====== RECORDS SHOWN

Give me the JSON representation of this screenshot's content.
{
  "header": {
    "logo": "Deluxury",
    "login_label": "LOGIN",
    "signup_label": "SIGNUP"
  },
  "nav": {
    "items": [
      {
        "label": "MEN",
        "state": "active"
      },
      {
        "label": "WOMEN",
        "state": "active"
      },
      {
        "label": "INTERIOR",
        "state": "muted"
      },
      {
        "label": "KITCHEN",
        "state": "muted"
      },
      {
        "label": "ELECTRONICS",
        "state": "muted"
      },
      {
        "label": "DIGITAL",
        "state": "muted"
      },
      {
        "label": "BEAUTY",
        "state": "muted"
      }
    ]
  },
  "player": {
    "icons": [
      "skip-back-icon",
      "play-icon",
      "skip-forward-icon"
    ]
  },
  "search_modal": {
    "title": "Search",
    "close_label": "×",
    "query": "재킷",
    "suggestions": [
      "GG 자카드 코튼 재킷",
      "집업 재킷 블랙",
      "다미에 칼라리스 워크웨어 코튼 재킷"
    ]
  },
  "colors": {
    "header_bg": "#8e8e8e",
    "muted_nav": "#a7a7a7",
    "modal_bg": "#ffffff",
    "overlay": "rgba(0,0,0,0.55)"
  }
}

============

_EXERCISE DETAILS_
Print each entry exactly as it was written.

_RESPONSE FOR THIS EXERCISE_
Give me the JSON representation of this screenshot's content.
{
  "header": {
    "logo": "Deluxury",
    "login_label": "LOGIN",
    "signup_label": "SIGNUP"
  },
  "nav": {
    "items": [
      {
        "label": "MEN",
        "state": "active"
      },
      {
        "label": "WOMEN",
        "state": "active"
      },
      {
        "label": "INTERIOR",
        "state": "muted"
      },
      {
        "label": "KITCHEN",
        "state": "muted"
      },
      {
        "label": "ELECTRONICS",
        "state": "muted"
      },
      {
        "label": "DIGITAL",
        "state": "muted"
      },
      {
        "label": "BEAUTY",
        "state": "muted"
      }
    ]
  },
  "player": {
    "icons": [
      "skip-back-icon",
      "play-icon",
      "skip-forward-icon"
    ]
  },
  "search_modal": {
    "title": "Search",
    "close_label": "×",
    "query": "재킷",
    "suggestions": [
      "GG 자카드 코튼 재킷",
      "집업 재킷 블랙",
      "다미에 칼라리스 워크웨어 코튼 재킷"
    ]
  },
  "colors": {
    "header_bg": "#8e8e8e",
    "muted_nav": "#a7a7a7",
    "modal_bg": "#ffffff",
    "overlay": "rgba(0,0,0,0.55)"
  }
}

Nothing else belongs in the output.